Jump to navigation Jump to search
- (Received Pronunciation) IPA(key): /laɪˈsɜːdʒɪk/, /lə-/
- (General American) IPA(key): /laɪˈsɝdʒik/, /lə-/
- Hyphenation: lys‧erg‧ic
- (not comparable, organic chemistry) Used in the designation of lysergic acid and lysergic acid diethylamide: produced by hydrolysis from ergot. [from 1930s]
- 1936, Thomas Lathrop Stedman, “ergostetrine”, in A Practical Medical Dictionary [...], 13th revised edition, Baltimore, Md.: William Wood and Company, OCLC 41843256, page 368, column 2:
- Much more soluble in water than ergotoxine, ergotamine, sensibamine or ergoclavine, and is thought to be the hydroxyisopropylamide of lysergic acid.
- 1937 August, Walter A[braham] Jacobs; R. Gordon Gould, Jr., “The Ergot Alkaloids: XII. The Synthesis of Substances Related to Lysergic Acid”, in The Journal of Biological Chemistry, volume 120, number 1, Baltimore, Md.: Published at Yale University for The Journal of Biological Chemistry, Inc. […], page 141:
- In a series of papers during the past few years Jacobs and [Lyman C.] Craig have shown that the ergot alkaloids are derivatives of a unique acid base, lysergic acid, in which the latter or an isomer is conjugated with certain amino acids or substances which can be derived from them, such as 2-aminopropanol-1, pyruvic acid, and isobutyrylformic acid.

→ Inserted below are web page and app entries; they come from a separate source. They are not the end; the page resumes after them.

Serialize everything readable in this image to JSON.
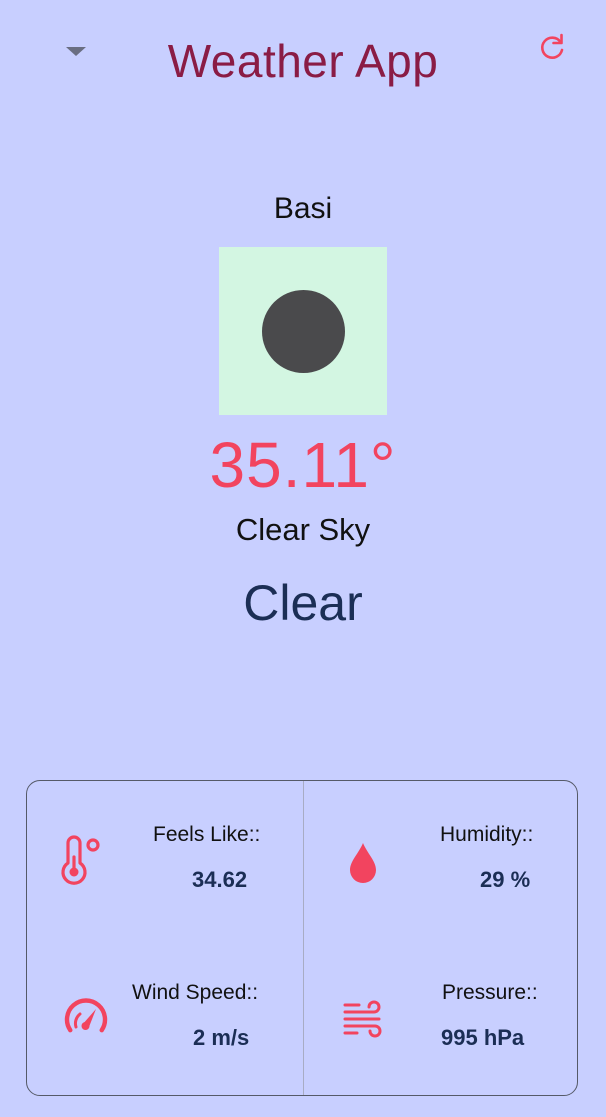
{
  "header": {
    "title": "Weather App",
    "dropdown_icon": "caret-down-icon",
    "refresh_icon": "refresh-icon"
  },
  "weather": {
    "city": "Basi",
    "temperature": "35.11°",
    "description": "Clear Sky",
    "main": "Clear"
  },
  "stats": {
    "feels_like": {
      "label": "Feels Like::",
      "value": "34.62",
      "icon": "thermometer-icon"
    },
    "humidity": {
      "label": "Humidity::",
      "value": "29 %",
      "icon": "water-drop-icon"
    },
    "wind_speed": {
      "label": "Wind Speed::",
      "value": "2 m/s",
      "icon": "speedometer-icon"
    },
    "pressure": {
      "label": "Pressure::",
      "value": "995 hPa",
      "icon": "wind-icon"
    }
  },
  "colors": {
    "background": "#c8cfff",
    "title": "#8a1c45",
    "accent": "#f2445f",
    "value_text": "#1b2e55",
    "icon_box": "#d3f6e2",
    "icon_dot": "#4a4a4c"
  }
}
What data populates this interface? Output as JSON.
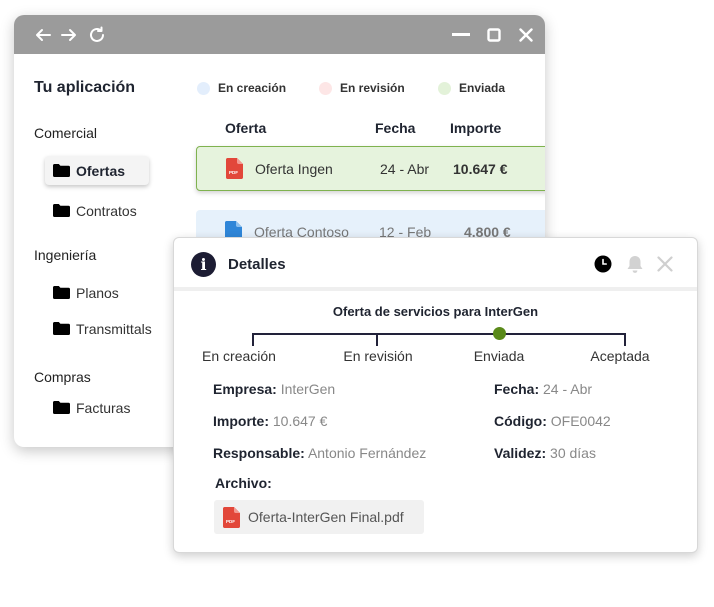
{
  "window": {
    "back_icon": "arrow-left-icon",
    "forward_icon": "arrow-right-icon",
    "reload_icon": "reload-icon",
    "minimize_icon": "minimize-icon",
    "maximize_icon": "maximize-icon",
    "close_icon": "close-icon"
  },
  "app_title": "Tu aplicación",
  "sidebar": {
    "sections": [
      {
        "label": "Comercial",
        "items": [
          {
            "label": "Ofertas",
            "active": true
          },
          {
            "label": "Contratos"
          }
        ]
      },
      {
        "label": "Ingeniería",
        "items": [
          {
            "label": "Planos"
          },
          {
            "label": "Transmittals"
          }
        ]
      },
      {
        "label": "Compras",
        "items": [
          {
            "label": "Facturas"
          }
        ]
      }
    ]
  },
  "legend": [
    {
      "label": "En creación",
      "color": "#e3eefc"
    },
    {
      "label": "En revisión",
      "color": "#fde6e6"
    },
    {
      "label": "Enviada",
      "color": "#e3f2d9"
    }
  ],
  "table": {
    "headers": [
      "Oferta",
      "Fecha",
      "Importe"
    ],
    "rows": [
      {
        "name": "Oferta Ingen",
        "date": "24 - Abr",
        "amount": "10.647 €",
        "status": "Enviada"
      },
      {
        "name": "Oferta Contoso",
        "date": "12 - Feb",
        "amount": "4.800 €",
        "status": "En creación"
      }
    ]
  },
  "details": {
    "title": "Detalles",
    "offer_title": "Oferta de servicios para  InterGen",
    "timeline": [
      "En creación",
      "En revisión",
      "Enviada",
      "Aceptada"
    ],
    "timeline_current": 2,
    "fields": {
      "empresa_label": "Empresa:",
      "empresa": "InterGen",
      "importe_label": "Importe:",
      "importe": "10.647 €",
      "responsable_label": "Responsable:",
      "responsable": "Antonio Fernández",
      "fecha_label": "Fecha:",
      "fecha": "24 - Abr",
      "codigo_label": "Código:",
      "codigo": "OFE0042",
      "validez_label": "Validez:",
      "validez": "30 días"
    },
    "archivo_label": "Archivo:",
    "file_name": "Oferta-InterGen Final.pdf",
    "pdf_badge": "PDF"
  },
  "colors": {
    "selected_row": "#e6f3dd",
    "selected_border": "#7fb24f",
    "timeline_active": "#5a8a1a",
    "pdf_red": "#e2473a",
    "doc_blue": "#2f86d8"
  }
}
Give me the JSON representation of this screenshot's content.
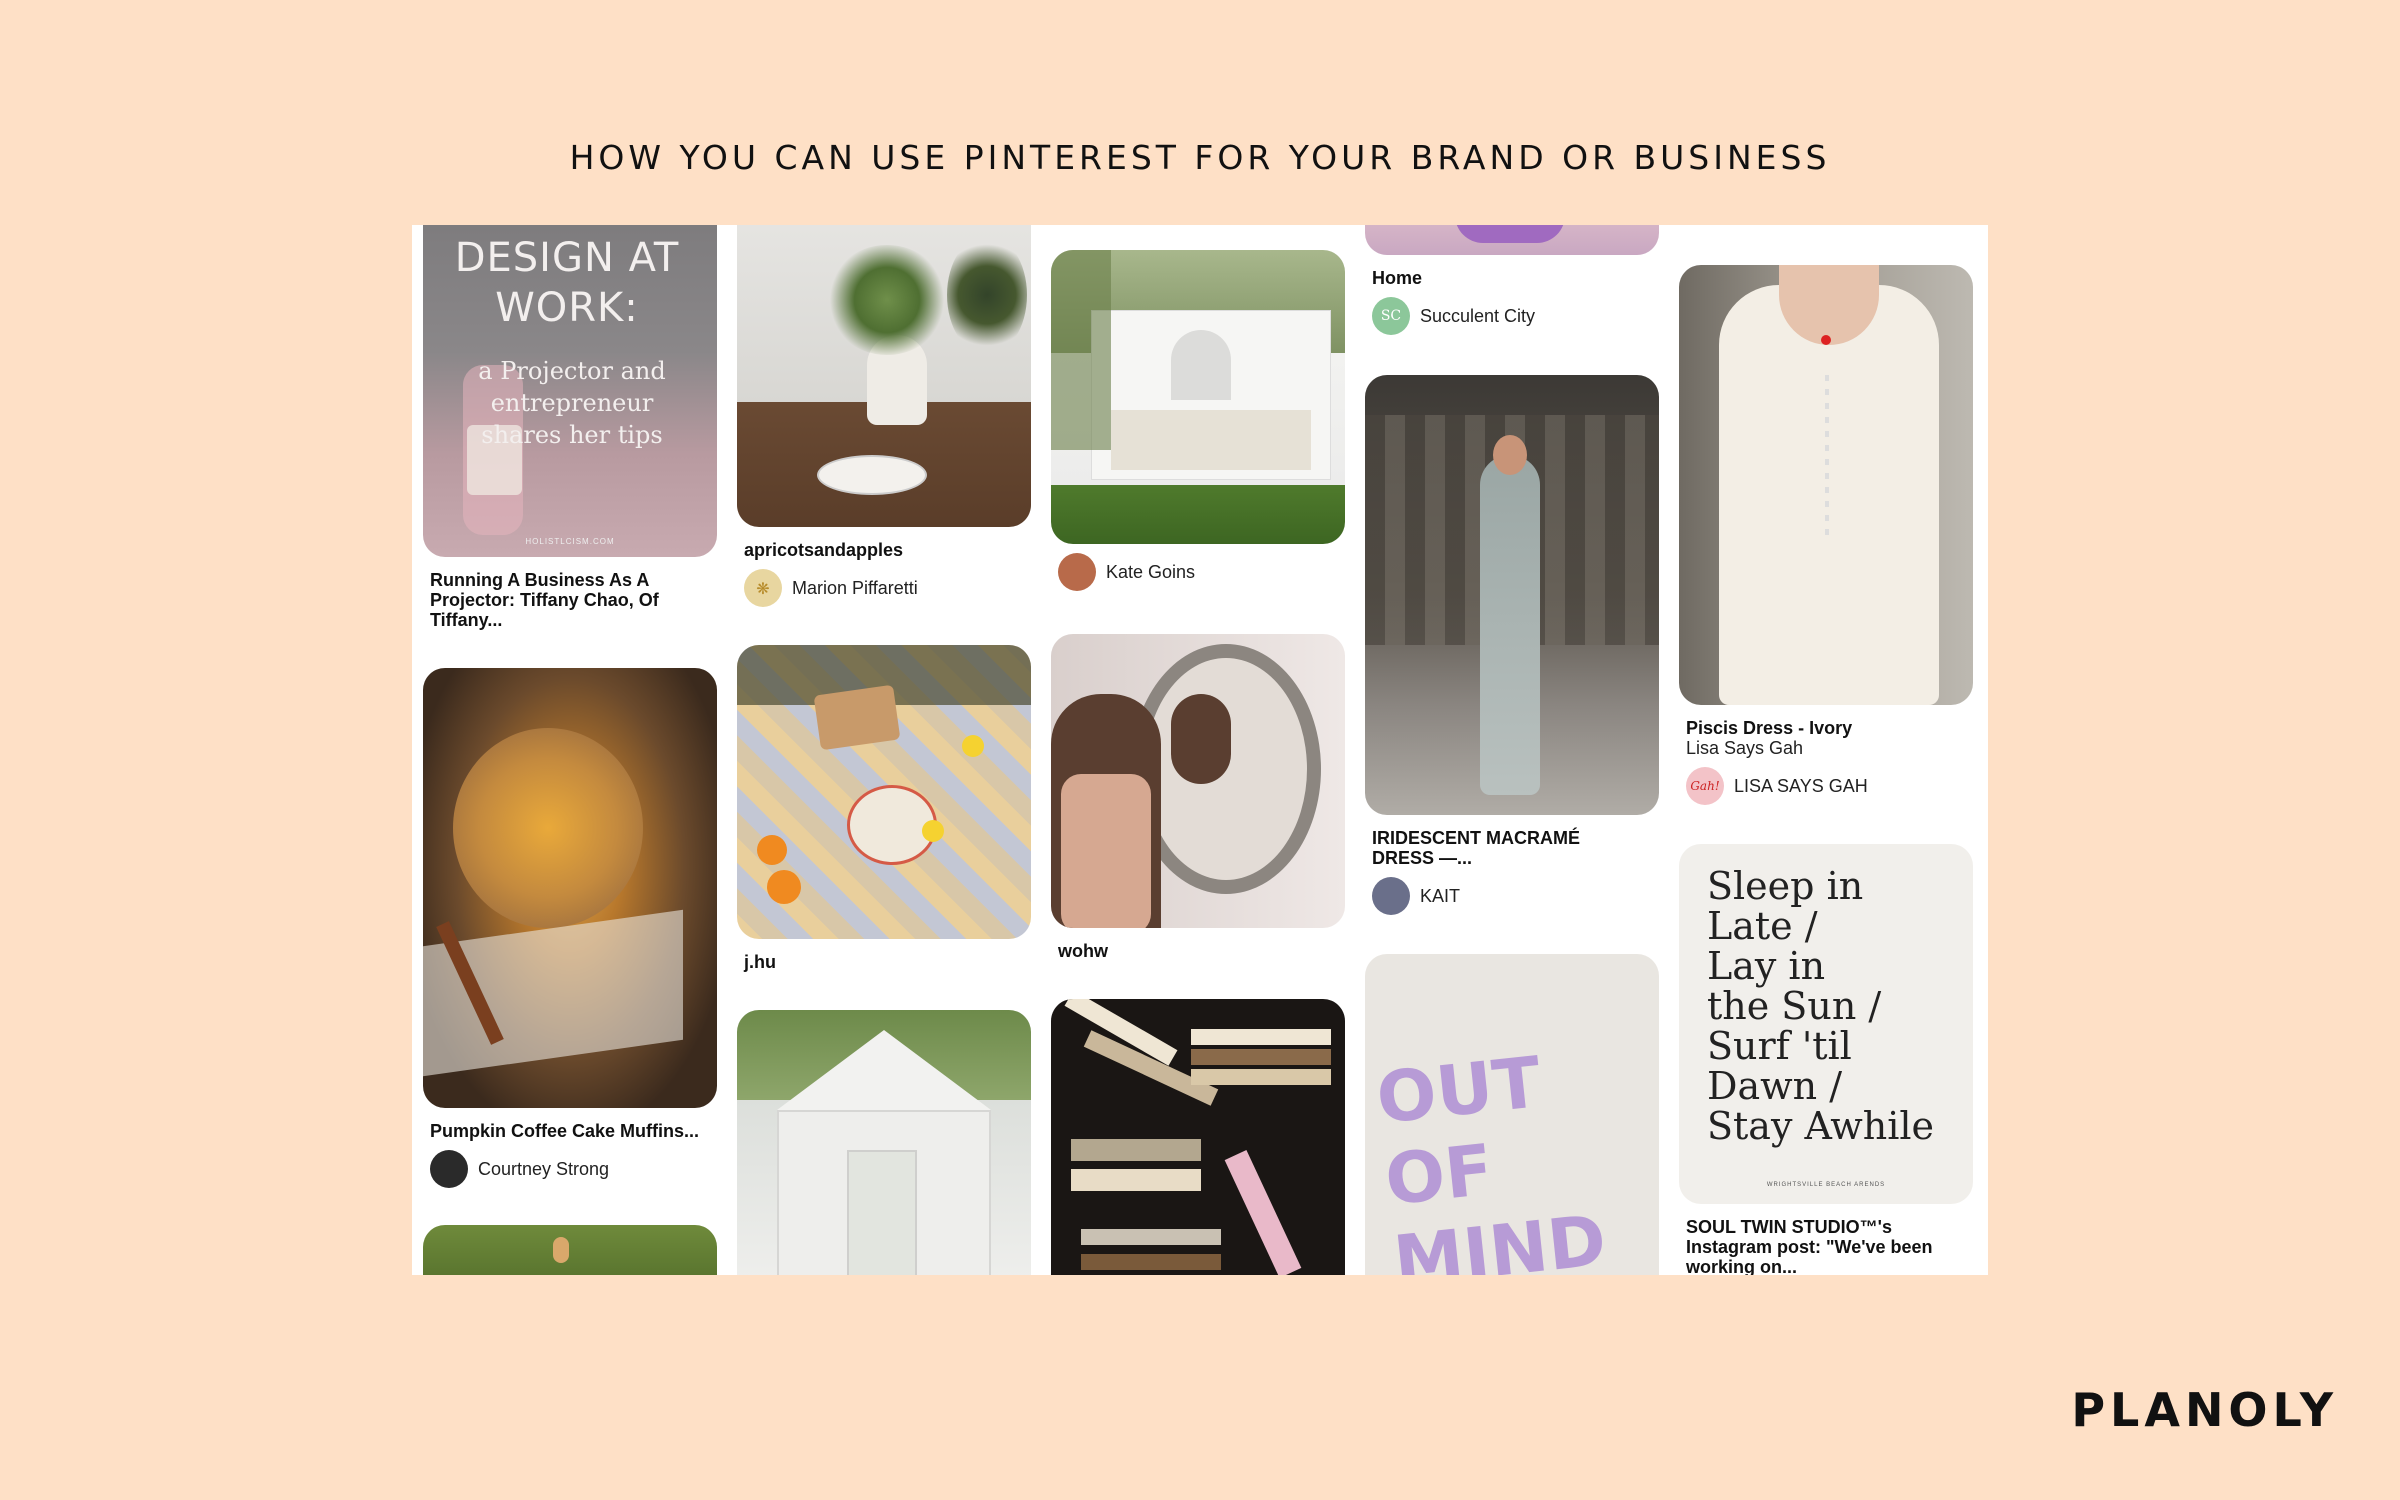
{
  "headline": "HOW YOU CAN USE PINTEREST FOR YOUR BRAND OR BUSINESS",
  "brand": "PLANOLY",
  "pins": {
    "design_at_work": {
      "overlay_title": "DESIGN AT WORK:",
      "overlay_body": "a Projector and entrepreneur shares her tips",
      "overlay_site": "HOLISTLCISM.COM",
      "title": "Running A Business As A Projector: Tiffany Chao, Of Tiffany..."
    },
    "muffins": {
      "title": "Pumpkin Coffee Cake Muffins...",
      "author": "Courtney Strong"
    },
    "table": {
      "title": "apricotsandapples",
      "author": "Marion Piffaretti"
    },
    "picnic": {
      "title": "j.hu"
    },
    "white_house": {
      "author": "Kate Goins"
    },
    "mirror": {
      "title": "wohw"
    },
    "home": {
      "title": "Home",
      "author": "Succulent City",
      "avatar_text": "SC"
    },
    "dress": {
      "title": "IRIDESCENT MACRAMÉ DRESS —...",
      "author": "KAIT"
    },
    "out_of_mind": {
      "art_text": "OUT OF MIND"
    },
    "piscis": {
      "title": "Piscis Dress - Ivory",
      "subtitle": "Lisa Says Gah",
      "author": "LISA SAYS GAH",
      "avatar_text": "Gah!"
    },
    "sleep_in": {
      "poem": [
        "Sleep in",
        "Late /",
        "Lay in",
        "the Sun /",
        "Surf 'til",
        "Dawn /",
        "Stay Awhile"
      ],
      "footer": "WRIGHTSVILLE BEACH ARENDS",
      "title": "SOUL TWIN STUDIO™'s Instagram post: \"We've been working on..."
    }
  }
}
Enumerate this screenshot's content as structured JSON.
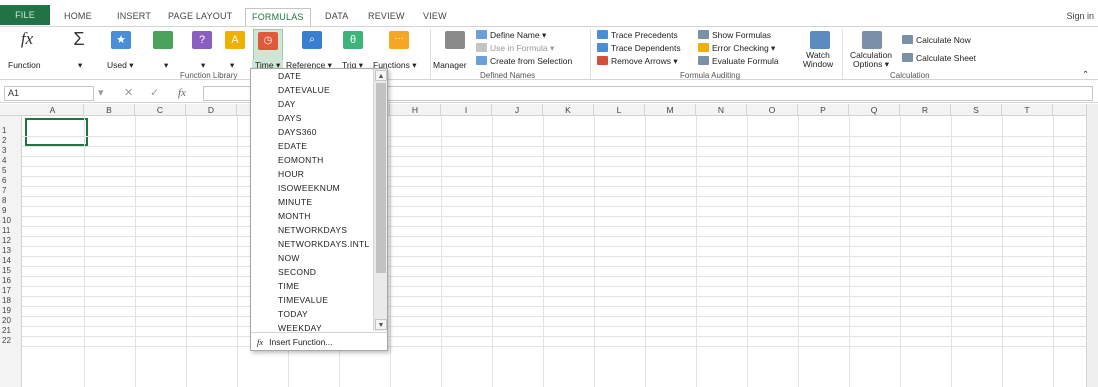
{
  "tabs": [
    "FILE",
    "HOME",
    "INSERT",
    "PAGE LAYOUT",
    "FORMULAS",
    "DATA",
    "REVIEW",
    "VIEW"
  ],
  "active_tab": "FORMULAS",
  "signin": "Sign in",
  "ribbon": {
    "fx_label": "Insert Function",
    "autosum": "AutoSum",
    "recently_used": "Recently Used",
    "financial": "Financial",
    "logical": "Logical",
    "text": "Text",
    "date_time": "Date & Time",
    "lookup": "Lookup & Reference",
    "math_trig": "Math & Trig",
    "more_functions": "More Functions",
    "group_function_library": "Function Library",
    "name_manager": "Name Manager",
    "define_name": "Define Name",
    "use_in_formula": "Use in Formula",
    "create_from_selection": "Create from Selection",
    "group_defined_names": "Defined Names",
    "trace_precedents": "Trace Precedents",
    "trace_dependents": "Trace Dependents",
    "remove_arrows": "Remove Arrows",
    "show_formulas": "Show Formulas",
    "error_checking": "Error Checking",
    "evaluate_formula": "Evaluate Formula",
    "group_formula_auditing": "Formula Auditing",
    "watch_window": "Watch Window",
    "calc_options": "Calculation Options",
    "calculate_now": "Calculate Now",
    "calculate_sheet": "Calculate Sheet",
    "group_calculation": "Calculation",
    "lower_labels": {
      "function": "Function",
      "used": "Used",
      "time": "Time",
      "reference": "Reference",
      "trig": "Trig",
      "functions": "Functions",
      "manager": "Manager",
      "window": "Window",
      "options": "Options"
    }
  },
  "namebox": "A1",
  "columns": [
    "A",
    "B",
    "C",
    "D",
    "E",
    "F",
    "G",
    "H",
    "I",
    "J",
    "K",
    "L",
    "M",
    "N",
    "O",
    "P",
    "Q",
    "R",
    "S",
    "T"
  ],
  "rows": [
    "1",
    "2",
    "3",
    "4",
    "5",
    "6",
    "7",
    "8",
    "9",
    "10",
    "11",
    "12",
    "13",
    "14",
    "15",
    "16",
    "17",
    "18",
    "19",
    "20",
    "21",
    "22"
  ],
  "dropdown": {
    "items": [
      "DATE",
      "DATEVALUE",
      "DAY",
      "DAYS",
      "DAYS360",
      "EDATE",
      "EOMONTH",
      "HOUR",
      "ISOWEEKNUM",
      "MINUTE",
      "MONTH",
      "NETWORKDAYS",
      "NETWORKDAYS.INTL",
      "NOW",
      "SECOND",
      "TIME",
      "TIMEVALUE",
      "TODAY",
      "WEEKDAY"
    ],
    "footer": "Insert Function..."
  },
  "colors": {
    "accent": "#217346"
  }
}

Since lysergic acid is thus the common characteristic constituent of these alkaloids, the determination of its structure became at once a major issue in the ergot alkaloid problem.
- 1968, Charles Milton Fischer, The Effect of Lysergic Acid Diethylamide on the Carbohydrate Metabolism of the Brain (unpublished B.S. in Dentistry dissertation), San Francisco, Calif.: University of California, San Francisco, OCLC 1020059998, page 1:
- 1966 May 23, James L. Goddard, interviewee, The Narcotic Rehabilitation Act of 1966: Hearings before a Special Subcommittee of the Committee on the Judiciary, United States Senate, Eighty-ninth Congress, Second Session, Pursuant to S. Res. 199 Eighty-ninth Congress and S. 2113, S. 2114, S. 2152 and LSD and Marihuana Use on College Campuses [...], Washington, D.C.: U.S. Government Printing Office, OCLC 778800, page 330:
- We have used lysergic acid which is available commercially, and we have found that the conversion of lysergic acid to LSD can be accomplished in a relatively simple manner by procedures that can be followed by experienced chemists. In fact, we believe a crude form of LSD could be produced by a college chemistry student who had access to the equipment in a college chemistry laboratory.
- 2007, K. G. Ramawat and J. M. Merillon, editors, Biotechnology: Secondary Metabolites: Plants and Microbes, 2nd edition, Enfield, N.H.: Science Publishers; Boca Raton, Fla.: CRC Press, →ISBN, page 375:
- The ergot alkaloids in general are classified into four main structural groups: 1. the simple amide group such as LSD and the methyl carbinolamide; 2. more complex peptide complex viz. ergotamine, where the lysergic acid moiety is linked with cyclic tri-pepide via an amide bond 3. lysergic acids and 4. clavine alkaloids […].
- (comparable) Psychedelic, trippy.
- 2014 October 25, Marina O'Loughlin, “David Shrigley at Sketch, London W1 – restaurant review: ‘This might be the most absurd restaurant in the country. Is Jeff Koons cooking?’”, in The Guardian, London, archived from the original on 10 March 2017:
- On the evidence of this lysergic dish – blobs and pools of strident oddness, especially the mozzarella-topped gelée that tastes like the stuff left at the bottom of olive tins topped with organic foaming facewash – [David] Shrigley's better off sticking to the art.
psychedelic — see psychedelic